### Entries provided
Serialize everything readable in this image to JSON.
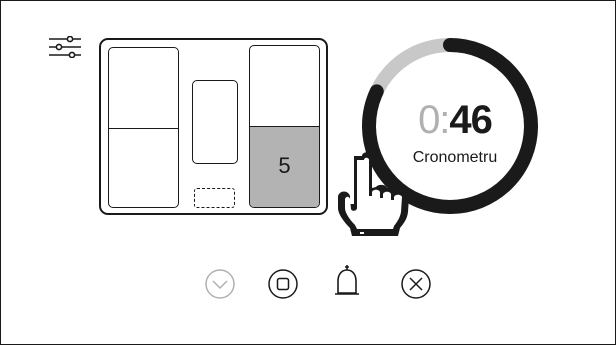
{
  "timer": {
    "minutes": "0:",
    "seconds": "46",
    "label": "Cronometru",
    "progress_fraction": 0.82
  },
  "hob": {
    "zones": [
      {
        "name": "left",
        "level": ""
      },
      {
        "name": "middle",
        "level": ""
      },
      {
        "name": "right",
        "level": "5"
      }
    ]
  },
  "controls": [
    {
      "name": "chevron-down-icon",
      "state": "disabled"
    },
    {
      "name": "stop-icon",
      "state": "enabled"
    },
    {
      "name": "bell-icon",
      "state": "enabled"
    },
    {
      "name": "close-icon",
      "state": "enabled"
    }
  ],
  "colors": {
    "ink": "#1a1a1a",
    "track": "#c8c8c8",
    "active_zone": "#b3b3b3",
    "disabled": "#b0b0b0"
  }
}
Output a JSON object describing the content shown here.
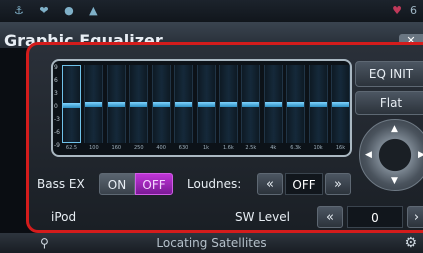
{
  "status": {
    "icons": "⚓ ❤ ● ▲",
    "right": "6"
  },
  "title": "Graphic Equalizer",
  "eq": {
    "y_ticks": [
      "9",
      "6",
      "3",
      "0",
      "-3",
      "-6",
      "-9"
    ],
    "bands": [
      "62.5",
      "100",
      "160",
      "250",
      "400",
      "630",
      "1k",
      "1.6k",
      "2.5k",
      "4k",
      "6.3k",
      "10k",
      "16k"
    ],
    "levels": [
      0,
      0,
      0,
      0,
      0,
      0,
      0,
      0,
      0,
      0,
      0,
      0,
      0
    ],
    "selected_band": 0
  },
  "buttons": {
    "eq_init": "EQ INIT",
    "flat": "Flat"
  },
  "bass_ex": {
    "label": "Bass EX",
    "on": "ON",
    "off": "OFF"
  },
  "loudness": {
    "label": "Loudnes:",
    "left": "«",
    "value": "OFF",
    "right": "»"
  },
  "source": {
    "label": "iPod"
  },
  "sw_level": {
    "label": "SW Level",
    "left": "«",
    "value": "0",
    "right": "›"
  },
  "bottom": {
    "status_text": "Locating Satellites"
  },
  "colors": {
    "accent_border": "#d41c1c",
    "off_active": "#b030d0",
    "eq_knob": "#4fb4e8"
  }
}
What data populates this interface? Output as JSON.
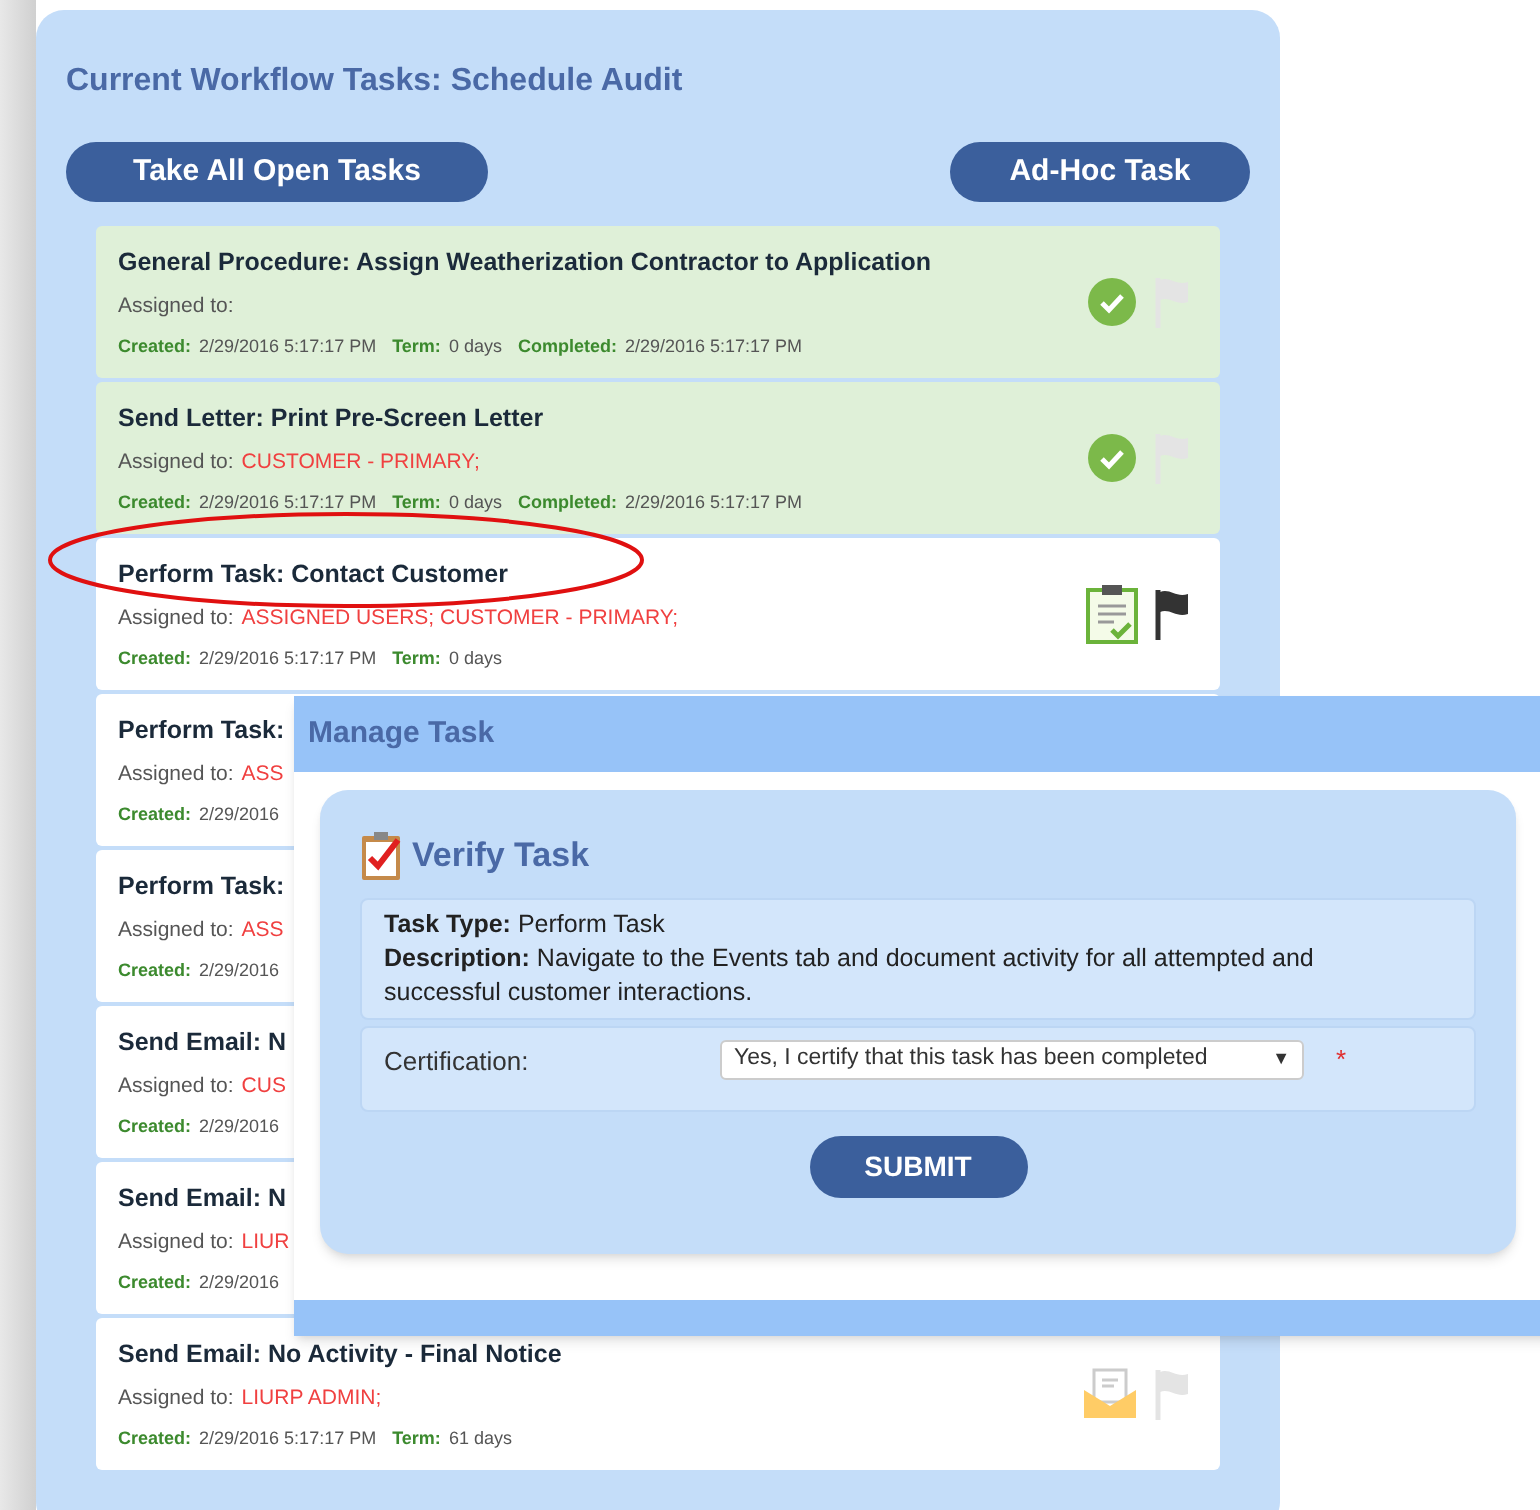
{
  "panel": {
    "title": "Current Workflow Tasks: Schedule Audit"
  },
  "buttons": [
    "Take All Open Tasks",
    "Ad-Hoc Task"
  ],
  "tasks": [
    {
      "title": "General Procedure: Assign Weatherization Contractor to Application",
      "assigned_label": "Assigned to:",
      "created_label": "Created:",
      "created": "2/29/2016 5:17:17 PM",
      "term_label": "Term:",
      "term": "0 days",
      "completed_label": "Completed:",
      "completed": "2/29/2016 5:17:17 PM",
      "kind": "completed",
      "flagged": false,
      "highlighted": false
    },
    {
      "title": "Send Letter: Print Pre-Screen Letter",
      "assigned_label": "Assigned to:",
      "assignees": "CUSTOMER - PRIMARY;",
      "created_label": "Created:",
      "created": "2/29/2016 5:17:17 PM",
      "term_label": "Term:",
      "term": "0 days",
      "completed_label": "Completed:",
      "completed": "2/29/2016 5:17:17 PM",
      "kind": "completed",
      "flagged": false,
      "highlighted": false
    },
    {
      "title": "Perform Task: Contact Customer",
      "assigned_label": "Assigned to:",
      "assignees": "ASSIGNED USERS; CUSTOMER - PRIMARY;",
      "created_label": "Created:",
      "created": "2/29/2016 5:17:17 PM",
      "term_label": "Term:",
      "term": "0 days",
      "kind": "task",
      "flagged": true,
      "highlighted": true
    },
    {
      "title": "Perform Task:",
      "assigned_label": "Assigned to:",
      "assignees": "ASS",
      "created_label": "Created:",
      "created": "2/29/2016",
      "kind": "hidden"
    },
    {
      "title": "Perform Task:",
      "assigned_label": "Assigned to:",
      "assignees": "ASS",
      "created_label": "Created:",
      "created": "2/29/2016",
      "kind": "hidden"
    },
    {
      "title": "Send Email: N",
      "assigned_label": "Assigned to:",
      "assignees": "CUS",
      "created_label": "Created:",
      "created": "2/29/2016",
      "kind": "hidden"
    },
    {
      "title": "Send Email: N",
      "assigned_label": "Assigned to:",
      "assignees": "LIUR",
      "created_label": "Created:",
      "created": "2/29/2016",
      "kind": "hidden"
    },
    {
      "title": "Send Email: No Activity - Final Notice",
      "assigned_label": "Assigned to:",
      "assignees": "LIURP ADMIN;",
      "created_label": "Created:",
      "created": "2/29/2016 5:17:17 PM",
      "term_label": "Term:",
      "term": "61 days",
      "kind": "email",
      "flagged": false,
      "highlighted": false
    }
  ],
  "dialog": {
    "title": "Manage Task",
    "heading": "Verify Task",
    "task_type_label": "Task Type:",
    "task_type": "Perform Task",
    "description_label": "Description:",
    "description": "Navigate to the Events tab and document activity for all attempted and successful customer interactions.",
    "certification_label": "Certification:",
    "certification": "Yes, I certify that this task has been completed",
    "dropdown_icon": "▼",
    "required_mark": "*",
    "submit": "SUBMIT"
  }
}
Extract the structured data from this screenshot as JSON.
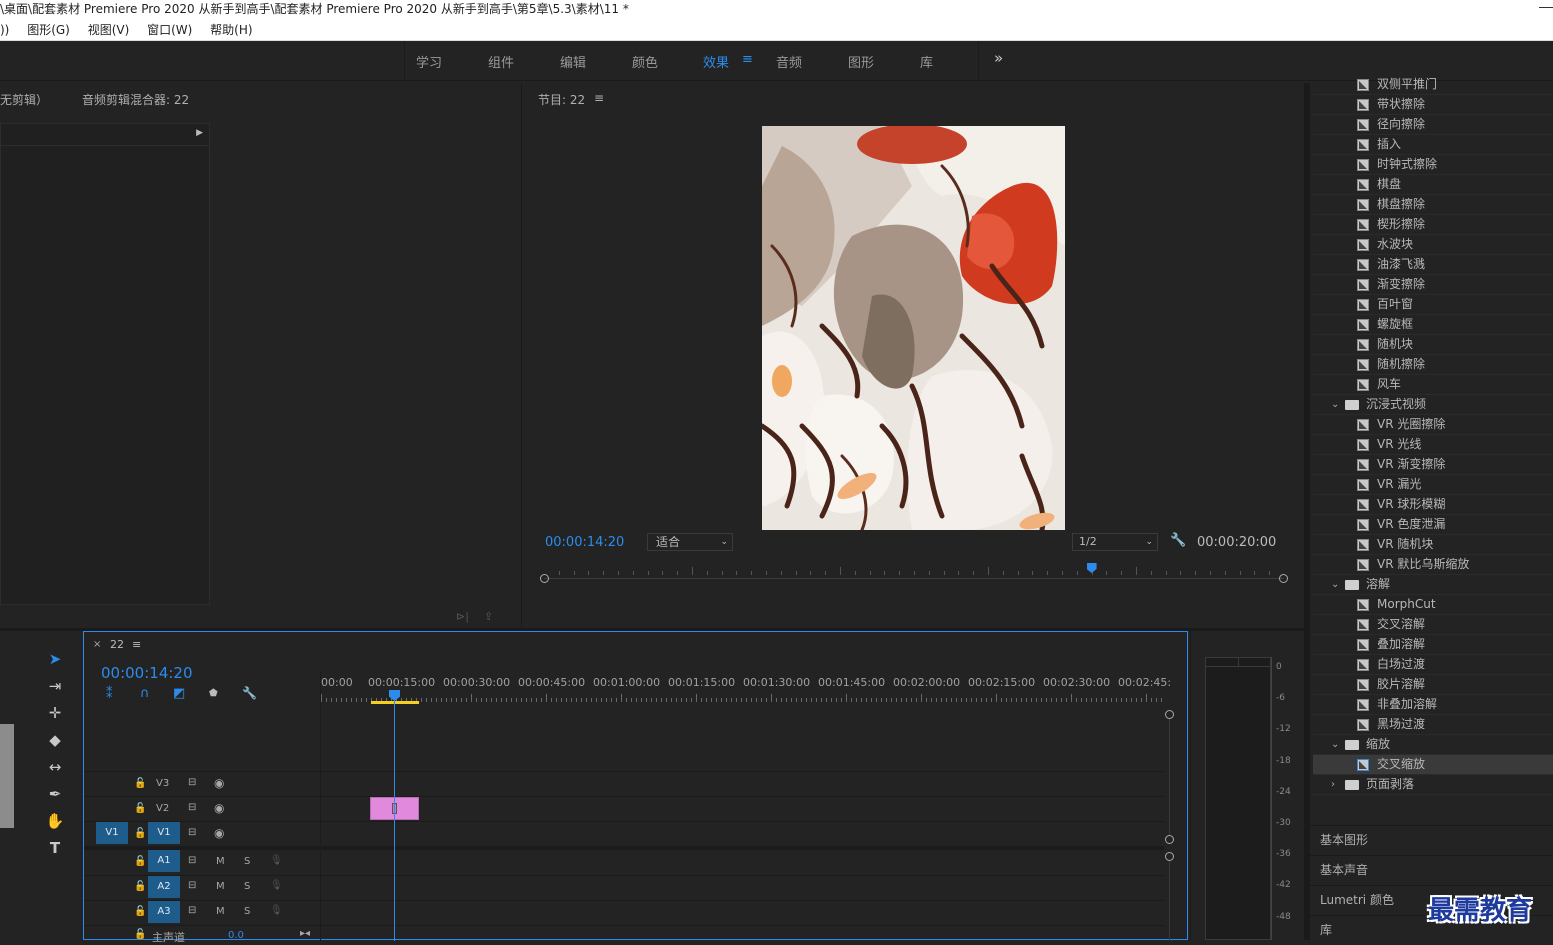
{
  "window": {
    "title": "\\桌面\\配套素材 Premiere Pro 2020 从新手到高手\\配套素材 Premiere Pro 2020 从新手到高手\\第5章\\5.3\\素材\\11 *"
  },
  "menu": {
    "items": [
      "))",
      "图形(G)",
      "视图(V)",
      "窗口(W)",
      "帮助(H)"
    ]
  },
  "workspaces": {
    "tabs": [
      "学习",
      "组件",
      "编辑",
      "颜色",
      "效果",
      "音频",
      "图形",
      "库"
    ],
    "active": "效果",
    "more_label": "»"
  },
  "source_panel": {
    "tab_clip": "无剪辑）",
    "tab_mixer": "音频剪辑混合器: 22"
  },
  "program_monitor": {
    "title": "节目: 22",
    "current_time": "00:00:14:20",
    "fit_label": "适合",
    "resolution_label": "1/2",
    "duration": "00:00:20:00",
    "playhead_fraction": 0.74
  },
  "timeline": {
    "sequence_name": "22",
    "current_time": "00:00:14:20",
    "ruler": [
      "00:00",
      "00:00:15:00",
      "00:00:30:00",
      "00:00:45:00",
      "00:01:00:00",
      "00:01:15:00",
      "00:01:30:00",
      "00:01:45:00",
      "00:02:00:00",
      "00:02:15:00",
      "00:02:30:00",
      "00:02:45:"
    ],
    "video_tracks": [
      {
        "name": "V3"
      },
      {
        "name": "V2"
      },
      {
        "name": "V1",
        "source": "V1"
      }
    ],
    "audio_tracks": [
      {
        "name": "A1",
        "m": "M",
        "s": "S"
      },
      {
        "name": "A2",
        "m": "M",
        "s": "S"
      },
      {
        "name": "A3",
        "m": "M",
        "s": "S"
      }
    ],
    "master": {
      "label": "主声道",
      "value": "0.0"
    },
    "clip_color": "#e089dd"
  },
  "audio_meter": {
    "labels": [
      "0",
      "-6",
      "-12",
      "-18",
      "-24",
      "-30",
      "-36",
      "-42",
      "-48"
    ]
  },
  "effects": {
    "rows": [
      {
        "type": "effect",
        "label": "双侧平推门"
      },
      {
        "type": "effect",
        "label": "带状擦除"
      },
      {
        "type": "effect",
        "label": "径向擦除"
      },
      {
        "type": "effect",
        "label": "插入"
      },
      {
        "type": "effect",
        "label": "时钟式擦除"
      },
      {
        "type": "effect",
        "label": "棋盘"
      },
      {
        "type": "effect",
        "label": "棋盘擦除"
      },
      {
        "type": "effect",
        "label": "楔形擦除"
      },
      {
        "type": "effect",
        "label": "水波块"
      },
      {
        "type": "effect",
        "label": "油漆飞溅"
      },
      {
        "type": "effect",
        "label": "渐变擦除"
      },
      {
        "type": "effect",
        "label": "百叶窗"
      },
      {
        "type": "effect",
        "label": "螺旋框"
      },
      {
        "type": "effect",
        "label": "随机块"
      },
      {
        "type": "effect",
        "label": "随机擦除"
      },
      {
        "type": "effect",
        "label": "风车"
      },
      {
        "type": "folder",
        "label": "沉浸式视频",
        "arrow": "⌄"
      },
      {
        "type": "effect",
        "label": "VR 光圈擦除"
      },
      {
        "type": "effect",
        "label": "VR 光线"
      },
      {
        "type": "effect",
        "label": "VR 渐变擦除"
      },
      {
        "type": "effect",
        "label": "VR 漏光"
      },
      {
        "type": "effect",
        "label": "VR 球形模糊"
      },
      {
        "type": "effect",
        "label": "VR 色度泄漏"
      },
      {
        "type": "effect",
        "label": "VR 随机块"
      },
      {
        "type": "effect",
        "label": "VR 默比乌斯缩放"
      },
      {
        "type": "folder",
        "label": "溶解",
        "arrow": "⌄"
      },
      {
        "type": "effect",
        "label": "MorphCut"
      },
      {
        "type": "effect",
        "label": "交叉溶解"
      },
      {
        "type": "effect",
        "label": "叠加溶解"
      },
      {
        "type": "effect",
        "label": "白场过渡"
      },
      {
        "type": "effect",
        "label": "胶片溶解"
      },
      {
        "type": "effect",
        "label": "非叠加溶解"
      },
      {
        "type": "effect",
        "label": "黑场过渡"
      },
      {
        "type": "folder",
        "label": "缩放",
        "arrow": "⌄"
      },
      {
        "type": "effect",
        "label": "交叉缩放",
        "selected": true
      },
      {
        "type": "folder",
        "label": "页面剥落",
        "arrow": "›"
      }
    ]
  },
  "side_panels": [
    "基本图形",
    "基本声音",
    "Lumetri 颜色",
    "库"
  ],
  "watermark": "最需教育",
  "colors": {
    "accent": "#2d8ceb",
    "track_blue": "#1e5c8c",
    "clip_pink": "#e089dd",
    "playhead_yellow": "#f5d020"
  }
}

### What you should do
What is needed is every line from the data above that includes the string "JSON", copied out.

### Task output
Serialize everything readable in this image to JSON.
Output a JSON object describing the content shown here.
What data populates this interface? Output as JSON.
Extract the structured data from this screenshot as JSON.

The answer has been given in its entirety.